Dataset items:
● ● ● ●

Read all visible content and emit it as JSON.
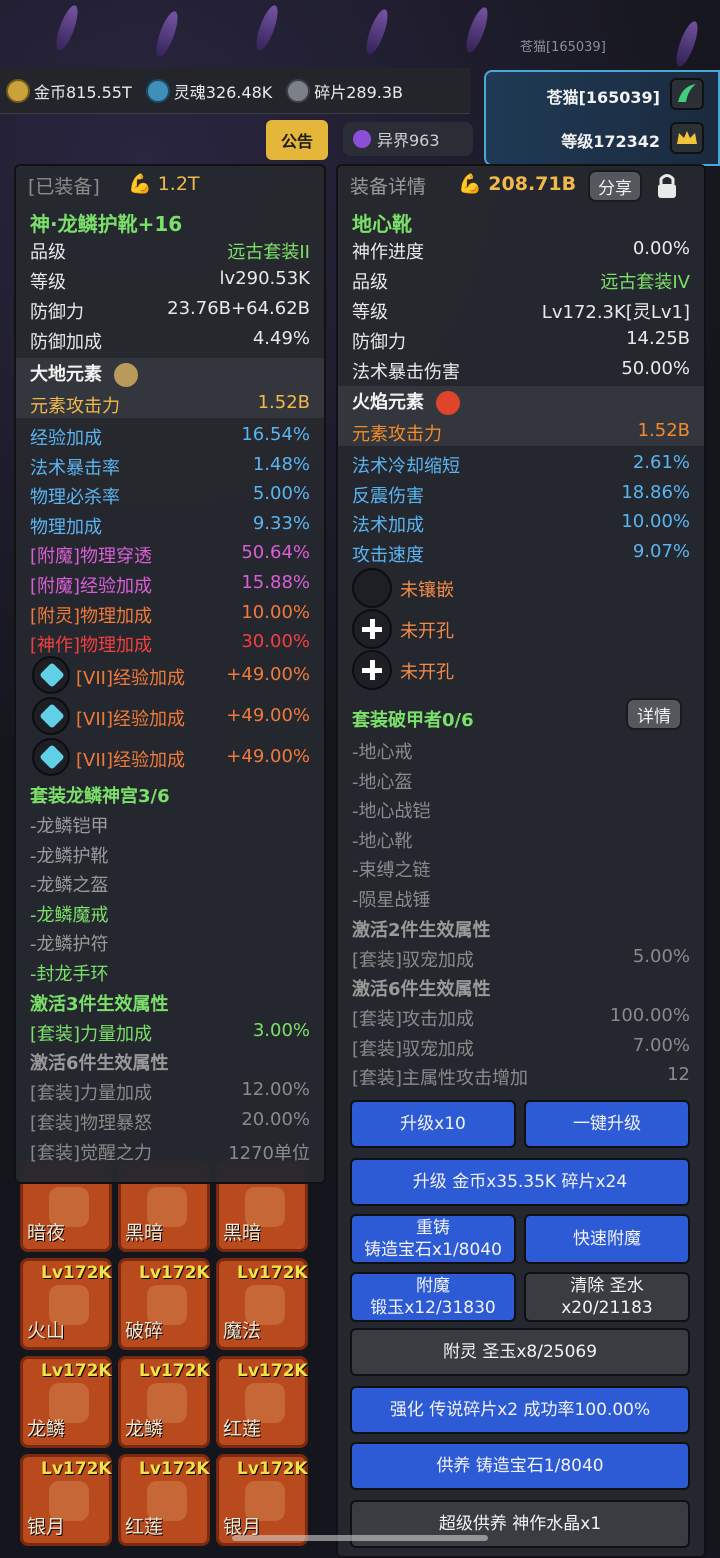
{
  "resources": [
    {
      "icon": "gold-coin-icon",
      "label": "金币815.55T"
    },
    {
      "icon": "soul-icon",
      "label": "灵魂326.48K"
    },
    {
      "icon": "shard-icon",
      "label": "碎片289.3B"
    }
  ],
  "player": {
    "name": "苍猫[165039]",
    "level": "等级172342",
    "ghost_name": "苍猫[165039]"
  },
  "notice_label": "公告",
  "realm_label": "异界963",
  "left": {
    "header": "[已装备]",
    "power": "1.2T",
    "item_name": "神·龙鳞护靴+16",
    "rows": [
      {
        "k": "品级",
        "v": "远古套装II",
        "kc": "#e8e8e8",
        "vc": "#7be06a"
      },
      {
        "k": "等级",
        "v": "lv290.53K",
        "kc": "#e8e8e8",
        "vc": "#e8e8e8"
      },
      {
        "k": "防御力",
        "v": "23.76B+64.62B",
        "kc": "#e8e8e8",
        "vc": "#e8e8e8"
      },
      {
        "k": "防御加成",
        "v": "4.49%",
        "kc": "#e8e8e8",
        "vc": "#e8e8e8"
      }
    ],
    "element": "大地元素",
    "element_row": {
      "k": "元素攻击力",
      "v": "1.52B"
    },
    "attrs": [
      {
        "k": "经验加成",
        "v": "16.54%",
        "c": "#5ab4f0"
      },
      {
        "k": "法术暴击率",
        "v": "1.48%",
        "c": "#5ab4f0"
      },
      {
        "k": "物理必杀率",
        "v": "5.00%",
        "c": "#5ab4f0"
      },
      {
        "k": "物理加成",
        "v": "9.33%",
        "c": "#5ab4f0"
      },
      {
        "k": "[附魔]物理穿透",
        "v": "50.64%",
        "c": "#d95fd6"
      },
      {
        "k": "[附魔]经验加成",
        "v": "15.88%",
        "c": "#d95fd6"
      },
      {
        "k": "[附灵]物理加成",
        "v": "10.00%",
        "c": "#f07a3a"
      },
      {
        "k": "[神作]物理加成",
        "v": "30.00%",
        "c": "#f04040"
      }
    ],
    "gems": [
      {
        "k": "[VII]经验加成",
        "v": "+49.00%"
      },
      {
        "k": "[VII]经验加成",
        "v": "+49.00%"
      },
      {
        "k": "[VII]经验加成",
        "v": "+49.00%"
      }
    ],
    "set_title": "套装龙鳞神宫3/6",
    "set_items": [
      {
        "t": "-龙鳞铠甲",
        "c": "#9a9a9a"
      },
      {
        "t": "-龙鳞护靴",
        "c": "#9a9a9a"
      },
      {
        "t": "-龙鳞之盔",
        "c": "#9a9a9a"
      },
      {
        "t": "-龙鳞魔戒",
        "c": "#7be06a"
      },
      {
        "t": "-龙鳞护符",
        "c": "#9a9a9a"
      },
      {
        "t": "-封龙手环",
        "c": "#7be06a"
      }
    ],
    "set3_title": "激活3件生效属性",
    "set3_row": {
      "k": "[套装]力量加成",
      "v": "3.00%"
    },
    "set6_title": "激活6件生效属性",
    "set6_rows": [
      {
        "k": "[套装]力量加成",
        "v": "12.00%"
      },
      {
        "k": "[套装]物理暴怒",
        "v": "20.00%"
      },
      {
        "k": "[套装]觉醒之力",
        "v": "1270单位"
      }
    ]
  },
  "right": {
    "header": "装备详情",
    "power": "208.71B",
    "share_label": "分享",
    "item_name": "地心靴",
    "rows": [
      {
        "k": "神作进度",
        "v": "0.00%",
        "vc": "#e8e8e8"
      },
      {
        "k": "品级",
        "v": "远古套装IV",
        "vc": "#7be06a"
      },
      {
        "k": "等级",
        "v": "Lv172.3K[灵Lv1]",
        "vc": "#e8e8e8"
      },
      {
        "k": "防御力",
        "v": "14.25B",
        "vc": "#e8e8e8"
      },
      {
        "k": "法术暴击伤害",
        "v": "50.00%",
        "vc": "#e8e8e8"
      }
    ],
    "element": "火焰元素",
    "element_row": {
      "k": "元素攻击力",
      "v": "1.52B"
    },
    "attrs": [
      {
        "k": "法术冷却缩短",
        "v": "2.61%"
      },
      {
        "k": "反震伤害",
        "v": "18.86%"
      },
      {
        "k": "法术加成",
        "v": "10.00%"
      },
      {
        "k": "攻击速度",
        "v": "9.07%"
      }
    ],
    "sockets": [
      {
        "label": "未镶嵌",
        "type": "empty"
      },
      {
        "label": "未开孔",
        "type": "plus"
      },
      {
        "label": "未开孔",
        "type": "plus"
      }
    ],
    "set_title": "套装破甲者0/6",
    "detail_label": "详情",
    "set_items": [
      "-地心戒",
      "-地心盔",
      "-地心战铠",
      "-地心靴",
      "-束缚之链",
      "-陨星战锤"
    ],
    "set2_title": "激活2件生效属性",
    "set2_row": {
      "k": "[套装]驭宠加成",
      "v": "5.00%"
    },
    "set6_title": "激活6件生效属性",
    "set6_rows": [
      {
        "k": "[套装]攻击加成",
        "v": "100.00%"
      },
      {
        "k": "[套装]驭宠加成",
        "v": "7.00%"
      },
      {
        "k": "[套装]主属性攻击增加",
        "v": "12"
      }
    ],
    "buttons": {
      "upgrade_x10": "升级x10",
      "upgrade_all": "一键升级",
      "upgrade_cost": "升级 金币x35.35K 碎片x24",
      "recast": "重铸",
      "recast_cost": "铸造宝石x1/8040",
      "quick_enchant": "快速附魔",
      "enchant": "附魔",
      "enchant_cost": "锻玉x12/31830",
      "clear": "清除 圣水x20/21183",
      "spirit": "附灵 圣玉x8/25069",
      "strengthen": "强化 传说碎片x2 成功率100.00%",
      "offer": "供养 铸造宝石1/8040",
      "super_offer": "超级供养 神作水晶x1"
    }
  },
  "grid": [
    {
      "lv": "",
      "name": "暗夜"
    },
    {
      "lv": "",
      "name": "黑暗"
    },
    {
      "lv": "",
      "name": "黑暗"
    },
    {
      "lv": "Lv172K",
      "name": "火山"
    },
    {
      "lv": "Lv172K",
      "name": "破碎"
    },
    {
      "lv": "Lv172K",
      "name": "魔法"
    },
    {
      "lv": "Lv172K",
      "name": "龙鳞"
    },
    {
      "lv": "Lv172K",
      "name": "龙鳞"
    },
    {
      "lv": "Lv172K",
      "name": "红莲"
    },
    {
      "lv": "Lv172K",
      "name": "银月"
    },
    {
      "lv": "Lv172K",
      "name": "红莲"
    },
    {
      "lv": "Lv172K",
      "name": "银月"
    }
  ],
  "colors": {
    "gold": "#f2b84a",
    "green": "#7be06a",
    "blue": "#5ab4f0",
    "button_blue": "#2d5bd6"
  }
}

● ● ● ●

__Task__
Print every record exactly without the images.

__Task response__
Read all visible content and emit it as JSON.
{
  "resources": [
    {
      "icon": "gold-coin-icon",
      "label": "金币815.55T"
    },
    {
      "icon": "soul-icon",
      "label": "灵魂326.48K"
    },
    {
      "icon": "shard-icon",
      "label": "碎片289.3B"
    }
  ],
  "player": {
    "name": "苍猫[165039]",
    "level": "等级172342",
    "ghost_name": "苍猫[165039]"
  },
  "notice_label": "公告",
  "realm_label": "异界963",
  "left": {
    "header": "[已装备]",
    "power": "1.2T",
    "item_name": "神·龙鳞护靴+16",
    "rows": [
      {
        "k": "品级",
        "v": "远古套装II",
        "kc": "#e8e8e8",
        "vc": "#7be06a"
      },
      {
        "k": "等级",
        "v": "lv290.53K",
        "kc": "#e8e8e8",
        "vc": "#e8e8e8"
      },
      {
        "k": "防御力",
        "v": "23.76B+64.62B",
        "kc": "#e8e8e8",
        "vc": "#e8e8e8"
      },
      {
        "k": "防御加成",
        "v": "4.49%",
        "kc": "#e8e8e8",
        "vc": "#e8e8e8"
      }
    ],
    "element": "大地元素",
    "element_row": {
      "k": "元素攻击力",
      "v": "1.52B"
    },
    "attrs": [
      {
        "k": "经验加成",
        "v": "16.54%",
        "c": "#5ab4f0"
      },
      {
        "k": "法术暴击率",
        "v": "1.48%",
        "c": "#5ab4f0"
      },
      {
        "k": "物理必杀率",
        "v": "5.00%",
        "c": "#5ab4f0"
      },
      {
        "k": "物理加成",
        "v": "9.33%",
        "c": "#5ab4f0"
      },
      {
        "k": "[附魔]物理穿透",
        "v": "50.64%",
        "c": "#d95fd6"
      },
      {
        "k": "[附魔]经验加成",
        "v": "15.88%",
        "c": "#d95fd6"
      },
      {
        "k": "[附灵]物理加成",
        "v": "10.00%",
        "c": "#f07a3a"
      },
      {
        "k": "[神作]物理加成",
        "v": "30.00%",
        "c": "#f04040"
      }
    ],
    "gems": [
      {
        "k": "[VII]经验加成",
        "v": "+49.00%"
      },
      {
        "k": "[VII]经验加成",
        "v": "+49.00%"
      },
      {
        "k": "[VII]经验加成",
        "v": "+49.00%"
      }
    ],
    "set_title": "套装龙鳞神宫3/6",
    "set_items": [
      {
        "t": "-龙鳞铠甲",
        "c": "#9a9a9a"
      },
      {
        "t": "-龙鳞护靴",
        "c": "#9a9a9a"
      },
      {
        "t": "-龙鳞之盔",
        "c": "#9a9a9a"
      },
      {
        "t": "-龙鳞魔戒",
        "c": "#7be06a"
      },
      {
        "t": "-龙鳞护符",
        "c": "#9a9a9a"
      },
      {
        "t": "-封龙手环",
        "c": "#7be06a"
      }
    ],
    "set3_title": "激活3件生效属性",
    "set3_row": {
      "k": "[套装]力量加成",
      "v": "3.00%"
    },
    "set6_title": "激活6件生效属性",
    "set6_rows": [
      {
        "k": "[套装]力量加成",
        "v": "12.00%"
      },
      {
        "k": "[套装]物理暴怒",
        "v": "20.00%"
      },
      {
        "k": "[套装]觉醒之力",
        "v": "1270单位"
      }
    ]
  },
  "right": {
    "header": "装备详情",
    "power": "208.71B",
    "share_label": "分享",
    "item_name": "地心靴",
    "rows": [
      {
        "k": "神作进度",
        "v": "0.00%",
        "vc": "#e8e8e8"
      },
      {
        "k": "品级",
        "v": "远古套装IV",
        "vc": "#7be06a"
      },
      {
        "k": "等级",
        "v": "Lv172.3K[灵Lv1]",
        "vc": "#e8e8e8"
      },
      {
        "k": "防御力",
        "v": "14.25B",
        "vc": "#e8e8e8"
      },
      {
        "k": "法术暴击伤害",
        "v": "50.00%",
        "vc": "#e8e8e8"
      }
    ],
    "element": "火焰元素",
    "element_row": {
      "k": "元素攻击力",
      "v": "1.52B"
    },
    "attrs": [
      {
        "k": "法术冷却缩短",
        "v": "2.61%"
      },
      {
        "k": "反震伤害",
        "v": "18.86%"
      },
      {
        "k": "法术加成",
        "v": "10.00%"
      },
      {
        "k": "攻击速度",
        "v": "9.07%"
      }
    ],
    "sockets": [
      {
        "label": "未镶嵌",
        "type": "empty"
      },
      {
        "label": "未开孔",
        "type": "plus"
      },
      {
        "label": "未开孔",
        "type": "plus"
      }
    ],
    "set_title": "套装破甲者0/6",
    "detail_label": "详情",
    "set_items": [
      "-地心戒",
      "-地心盔",
      "-地心战铠",
      "-地心靴",
      "-束缚之链",
      "-陨星战锤"
    ],
    "set2_title": "激活2件生效属性",
    "set2_row": {
      "k": "[套装]驭宠加成",
      "v": "5.00%"
    },
    "set6_title": "激活6件生效属性",
    "set6_rows": [
      {
        "k": "[套装]攻击加成",
        "v": "100.00%"
      },
      {
        "k": "[套装]驭宠加成",
        "v": "7.00%"
      },
      {
        "k": "[套装]主属性攻击增加",
        "v": "12"
      }
    ],
    "buttons": {
      "upgrade_x10": "升级x10",
      "upgrade_all": "一键升级",
      "upgrade_cost": "升级 金币x35.35K 碎片x24",
      "recast": "重铸",
      "recast_cost": "铸造宝石x1/8040",
      "quick_enchant": "快速附魔",
      "enchant": "附魔",
      "enchant_cost": "锻玉x12/31830",
      "clear": "清除 圣水x20/21183",
      "spirit": "附灵 圣玉x8/25069",
      "strengthen": "强化 传说碎片x2 成功率100.00%",
      "offer": "供养 铸造宝石1/8040",
      "super_offer": "超级供养 神作水晶x1"
    }
  },
  "grid": [
    {
      "lv": "",
      "name": "暗夜"
    },
    {
      "lv": "",
      "name": "黑暗"
    },
    {
      "lv": "",
      "name": "黑暗"
    },
    {
      "lv": "Lv172K",
      "name": "火山"
    },
    {
      "lv": "Lv172K",
      "name": "破碎"
    },
    {
      "lv": "Lv172K",
      "name": "魔法"
    },
    {
      "lv": "Lv172K",
      "name": "龙鳞"
    },
    {
      "lv": "Lv172K",
      "name": "龙鳞"
    },
    {
      "lv": "Lv172K",
      "name": "红莲"
    },
    {
      "lv": "Lv172K",
      "name": "银月"
    },
    {
      "lv": "Lv172K",
      "name": "红莲"
    },
    {
      "lv": "Lv172K",
      "name": "银月"
    }
  ],
  "colors": {
    "gold": "#f2b84a",
    "green": "#7be06a",
    "blue": "#5ab4f0",
    "button_blue": "#2d5bd6"
  }
}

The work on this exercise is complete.